• **ASSIGNED TASK**
Would you return the data exactly as given, except for its pictures?

• **DATA SHOWN**
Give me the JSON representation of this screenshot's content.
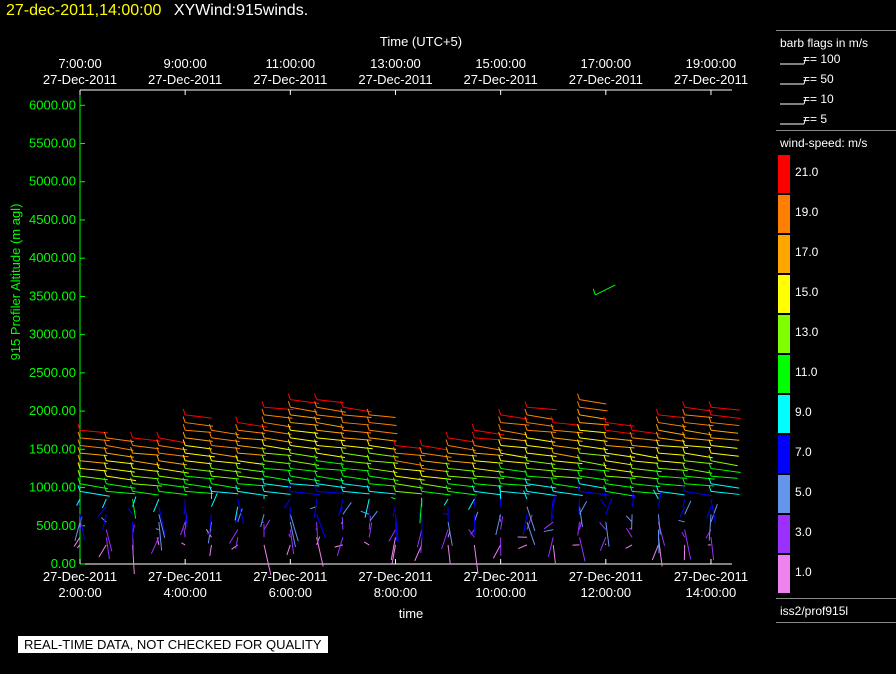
{
  "title": {
    "time": "27-dec-2011,14:00:00",
    "name": "XYWind:915winds."
  },
  "disclaimer": "REAL-TIME DATA, NOT CHECKED FOR QUALITY",
  "legend": {
    "barb_title": "barb flags in m/s",
    "barbs": [
      {
        "label": "== 100",
        "value": 100
      },
      {
        "label": "== 50",
        "value": 50
      },
      {
        "label": "== 10",
        "value": 10
      },
      {
        "label": "== 5",
        "value": 5
      }
    ],
    "speed_title": "wind-speed: m/s",
    "colors": [
      {
        "label": "21.0",
        "color": "#ff0000"
      },
      {
        "label": "19.0",
        "color": "#ff7f00"
      },
      {
        "label": "17.0",
        "color": "#ffa500"
      },
      {
        "label": "15.0",
        "color": "#ffff00"
      },
      {
        "label": "13.0",
        "color": "#80ff00"
      },
      {
        "label": "11.0",
        "color": "#00ff00"
      },
      {
        "label": "9.0",
        "color": "#00ffff"
      },
      {
        "label": "7.0",
        "color": "#0000ff"
      },
      {
        "label": "5.0",
        "color": "#6495ed"
      },
      {
        "label": "3.0",
        "color": "#9b30ff"
      },
      {
        "label": "1.0",
        "color": "#ee82ee"
      }
    ],
    "source": "iss2/prof915l"
  },
  "chart_data": {
    "type": "scatter",
    "ylabel": "915 Profiler Altitude (m agl)",
    "xlabel": "time",
    "top_axis_label": "Time (UTC+5)",
    "ylim": [
      0,
      6200
    ],
    "y_ticks": [
      "0.00",
      "500.00",
      "1000.00",
      "1500.00",
      "2000.00",
      "2500.00",
      "3000.00",
      "3500.00",
      "4000.00",
      "4500.00",
      "5000.00",
      "5500.00",
      "6000.00"
    ],
    "y_tick_values": [
      0,
      500,
      1000,
      1500,
      2000,
      2500,
      3000,
      3500,
      4000,
      4500,
      5000,
      5500,
      6000
    ],
    "bottom_ticks": [
      {
        "date": "27-Dec-2011",
        "time": "2:00:00",
        "hour": 2
      },
      {
        "date": "27-Dec-2011",
        "time": "4:00:00",
        "hour": 4
      },
      {
        "date": "27-Dec-2011",
        "time": "6:00:00",
        "hour": 6
      },
      {
        "date": "27-Dec-2011",
        "time": "8:00:00",
        "hour": 8
      },
      {
        "date": "27-Dec-2011",
        "time": "10:00:00",
        "hour": 10
      },
      {
        "date": "27-Dec-2011",
        "time": "12:00:00",
        "hour": 12
      },
      {
        "date": "27-Dec-2011",
        "time": "14:00:00",
        "hour": 14
      }
    ],
    "top_ticks": [
      {
        "time": "7:00:00",
        "date": "27-Dec-2011",
        "hour": 2
      },
      {
        "time": "9:00:00",
        "date": "27-Dec-2011",
        "hour": 4
      },
      {
        "time": "11:00:00",
        "date": "27-Dec-2011",
        "hour": 6
      },
      {
        "time": "13:00:00",
        "date": "27-Dec-2011",
        "hour": 8
      },
      {
        "time": "15:00:00",
        "date": "27-Dec-2011",
        "hour": 10
      },
      {
        "time": "17:00:00",
        "date": "27-Dec-2011",
        "hour": 12
      },
      {
        "time": "19:00:00",
        "date": "27-Dec-2011",
        "hour": 14
      }
    ],
    "xlim_hours": [
      2,
      14.4
    ],
    "profile_times_hours": [
      2.0,
      2.5,
      3.0,
      3.5,
      4.0,
      4.5,
      5.0,
      5.5,
      6.0,
      6.5,
      7.0,
      7.5,
      8.0,
      8.5,
      9.0,
      9.5,
      10.0,
      10.5,
      11.0,
      11.5,
      12.0,
      12.5,
      13.0,
      13.5,
      14.0
    ],
    "profile_tops_m": [
      1750,
      1700,
      1650,
      1700,
      1980,
      1800,
      1850,
      2050,
      2150,
      2150,
      2100,
      2000,
      1600,
      1550,
      1700,
      1750,
      2000,
      2050,
      1900,
      2200,
      1850,
      1800,
      2000,
      2050,
      2050
    ],
    "gate_spacing_m": 100,
    "lowest_gate_m": 250,
    "outlier": {
      "hour": 11.8,
      "altitude_m": [
        3520,
        3650
      ]
    }
  }
}
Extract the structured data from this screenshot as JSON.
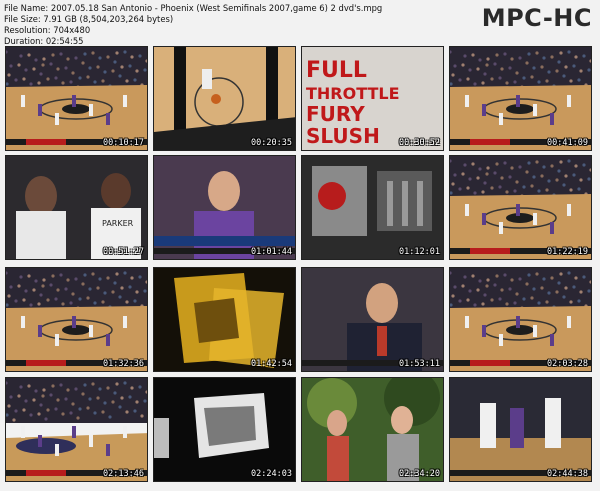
{
  "header": {
    "file_name": "File Name: 2007.05.18 San Antonio - Phoenix (West Semifinals 2007,game 6) 2 dvd's.mpg",
    "file_size": "File Size: 7.91 GB (8,504,203,264 bytes)",
    "resolution": "Resolution: 704x480",
    "duration": "Duration: 02:54:55"
  },
  "brand": "MPC-HC",
  "thumbnails": [
    {
      "time": "00:10:17",
      "scene": "court"
    },
    {
      "time": "00:20:35",
      "scene": "overhead"
    },
    {
      "time": "00:30:52",
      "scene": "ad-red"
    },
    {
      "time": "00:41:09",
      "scene": "court"
    },
    {
      "time": "00:51:27",
      "scene": "players"
    },
    {
      "time": "01:01:44",
      "scene": "player-close"
    },
    {
      "time": "01:12:01",
      "scene": "gears"
    },
    {
      "time": "01:22:19",
      "scene": "court-wide"
    },
    {
      "time": "01:32:36",
      "scene": "court"
    },
    {
      "time": "01:42:54",
      "scene": "gold"
    },
    {
      "time": "01:53:11",
      "scene": "coach"
    },
    {
      "time": "02:03:28",
      "scene": "court"
    },
    {
      "time": "02:13:46",
      "scene": "court-low"
    },
    {
      "time": "02:24:03",
      "scene": "dark-abstract"
    },
    {
      "time": "02:34:20",
      "scene": "outdoor"
    },
    {
      "time": "02:44:38",
      "scene": "players-action"
    }
  ]
}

• **EXERCISE ANSWER**
Give me the JSON representation of this screenshot's content.
{
  "title": {
    "time": "27-dec-2011,14:00:00",
    "name": "XYWind:915winds."
  },
  "disclaimer": "REAL-TIME DATA, NOT CHECKED FOR QUALITY",
  "legend": {
    "barb_title": "barb flags in m/s",
    "barbs": [
      {
        "label": "== 100",
        "value": 100
      },
      {
        "label": "== 50",
        "value": 50
      },
      {
        "label": "== 10",
        "value": 10
      },
      {
        "label": "== 5",
        "value": 5
      }
    ],
    "speed_title": "wind-speed: m/s",
    "colors": [
      {
        "label": "21.0",
        "color": "#ff0000"
      },
      {
        "label": "19.0",
        "color": "#ff7f00"
      },
      {
        "label": "17.0",
        "color": "#ffa500"
      },
      {
        "label": "15.0",
        "color": "#ffff00"
      },
      {
        "label": "13.0",
        "color": "#80ff00"
      },
      {
        "label": "11.0",
        "color": "#00ff00"
      },
      {
        "label": "9.0",
        "color": "#00ffff"
      },
      {
        "label": "7.0",
        "color": "#0000ff"
      },
      {
        "label": "5.0",
        "color": "#6495ed"
      },
      {
        "label": "3.0",
        "color": "#9b30ff"
      },
      {
        "label": "1.0",
        "color": "#ee82ee"
      }
    ],
    "source": "iss2/prof915l"
  },
  "chart_data": {
    "type": "scatter",
    "ylabel": "915 Profiler Altitude (m agl)",
    "xlabel": "time",
    "top_axis_label": "Time (UTC+5)",
    "ylim": [
      0,
      6200
    ],
    "y_ticks": [
      "0.00",
      "500.00",
      "1000.00",
      "1500.00",
      "2000.00",
      "2500.00",
      "3000.00",
      "3500.00",
      "4000.00",
      "4500.00",
      "5000.00",
      "5500.00",
      "6000.00"
    ],
    "y_tick_values": [
      0,
      500,
      1000,
      1500,
      2000,
      2500,
      3000,
      3500,
      4000,
      4500,
      5000,
      5500,
      6000
    ],
    "bottom_ticks": [
      {
        "date": "27-Dec-2011",
        "time": "2:00:00",
        "hour": 2
      },
      {
        "date": "27-Dec-2011",
        "time": "4:00:00",
        "hour": 4
      },
      {
        "date": "27-Dec-2011",
        "time": "6:00:00",
        "hour": 6
      },
      {
        "date": "27-Dec-2011",
        "time": "8:00:00",
        "hour": 8
      },
      {
        "date": "27-Dec-2011",
        "time": "10:00:00",
        "hour": 10
      },
      {
        "date": "27-Dec-2011",
        "time": "12:00:00",
        "hour": 12
      },
      {
        "date": "27-Dec-2011",
        "time": "14:00:00",
        "hour": 14
      }
    ],
    "top_ticks": [
      {
        "time": "7:00:00",
        "date": "27-Dec-2011",
        "hour": 2
      },
      {
        "time": "9:00:00",
        "date": "27-Dec-2011",
        "hour": 4
      },
      {
        "time": "11:00:00",
        "date": "27-Dec-2011",
        "hour": 6
      },
      {
        "time": "13:00:00",
        "date": "27-Dec-2011",
        "hour": 8
      },
      {
        "time": "15:00:00",
        "date": "27-Dec-2011",
        "hour": 10
      },
      {
        "time": "17:00:00",
        "date": "27-Dec-2011",
        "hour": 12
      },
      {
        "time": "19:00:00",
        "date": "27-Dec-2011",
        "hour": 14
      }
    ],
    "xlim_hours": [
      2,
      14.4
    ],
    "profile_times_hours": [
      2.0,
      2.5,
      3.0,
      3.5,
      4.0,
      4.5,
      5.0,
      5.5,
      6.0,
      6.5,
      7.0,
      7.5,
      8.0,
      8.5,
      9.0,
      9.5,
      10.0,
      10.5,
      11.0,
      11.5,
      12.0,
      12.5,
      13.0,
      13.5,
      14.0
    ],
    "profile_tops_m": [
      1750,
      1700,
      1650,
      1700,
      1980,
      1800,
      1850,
      2050,
      2150,
      2150,
      2100,
      2000,
      1600,
      1550,
      1700,
      1750,
      2000,
      2050,
      1900,
      2200,
      1850,
      1800,
      2000,
      2050,
      2050
    ],
    "gate_spacing_m": 100,
    "lowest_gate_m": 250,
    "outlier": {
      "hour": 11.8,
      "altitude_m": [
        3520,
        3650
      ]
    }
  }
}
Extract the structured data from this screenshot as JSON.
{
  "header": {
    "file_name": "File Name: 2007.05.18 San Antonio - Phoenix (West Semifinals 2007,game 6) 2 dvd's.mpg",
    "file_size": "File Size: 7.91 GB (8,504,203,264 bytes)",
    "resolution": "Resolution: 704x480",
    "duration": "Duration: 02:54:55"
  },
  "brand": "MPC-HC",
  "thumbnails": [
    {
      "time": "00:10:17",
      "scene": "court"
    },
    {
      "time": "00:20:35",
      "scene": "overhead"
    },
    {
      "time": "00:30:52",
      "scene": "ad-red"
    },
    {
      "time": "00:41:09",
      "scene": "court"
    },
    {
      "time": "00:51:27",
      "scene": "players"
    },
    {
      "time": "01:01:44",
      "scene": "player-close"
    },
    {
      "time": "01:12:01",
      "scene": "gears"
    },
    {
      "time": "01:22:19",
      "scene": "court-wide"
    },
    {
      "time": "01:32:36",
      "scene": "court"
    },
    {
      "time": "01:42:54",
      "scene": "gold"
    },
    {
      "time": "01:53:11",
      "scene": "coach"
    },
    {
      "time": "02:03:28",
      "scene": "court"
    },
    {
      "time": "02:13:46",
      "scene": "court-low"
    },
    {
      "time": "02:24:03",
      "scene": "dark-abstract"
    },
    {
      "time": "02:34:20",
      "scene": "outdoor"
    },
    {
      "time": "02:44:38",
      "scene": "players-action"
    }
  ]
}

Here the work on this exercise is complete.